What the task requires | Where in the records does the word "background" occur? Copy each line in which it does.

(Items from an interface collection)
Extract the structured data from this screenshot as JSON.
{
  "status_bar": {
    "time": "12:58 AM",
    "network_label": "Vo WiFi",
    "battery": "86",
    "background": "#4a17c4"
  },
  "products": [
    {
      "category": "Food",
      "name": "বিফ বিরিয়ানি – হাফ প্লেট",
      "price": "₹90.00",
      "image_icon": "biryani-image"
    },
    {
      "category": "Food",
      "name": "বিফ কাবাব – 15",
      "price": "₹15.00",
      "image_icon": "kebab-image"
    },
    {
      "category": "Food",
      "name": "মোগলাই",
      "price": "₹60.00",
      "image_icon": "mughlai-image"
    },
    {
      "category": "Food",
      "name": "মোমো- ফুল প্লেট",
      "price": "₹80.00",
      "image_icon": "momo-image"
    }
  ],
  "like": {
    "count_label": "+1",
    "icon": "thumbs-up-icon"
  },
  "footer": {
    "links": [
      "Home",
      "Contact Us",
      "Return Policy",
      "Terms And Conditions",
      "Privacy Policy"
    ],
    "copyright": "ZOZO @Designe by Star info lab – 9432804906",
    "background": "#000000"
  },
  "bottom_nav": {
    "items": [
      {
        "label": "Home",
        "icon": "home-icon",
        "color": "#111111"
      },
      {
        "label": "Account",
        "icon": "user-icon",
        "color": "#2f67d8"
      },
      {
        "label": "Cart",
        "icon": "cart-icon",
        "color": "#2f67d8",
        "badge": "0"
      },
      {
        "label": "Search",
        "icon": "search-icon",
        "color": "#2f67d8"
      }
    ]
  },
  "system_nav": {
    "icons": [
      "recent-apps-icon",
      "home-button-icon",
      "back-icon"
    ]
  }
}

Answer for this exercise |
    "background": "#4a17c4"
    "background": "#000000"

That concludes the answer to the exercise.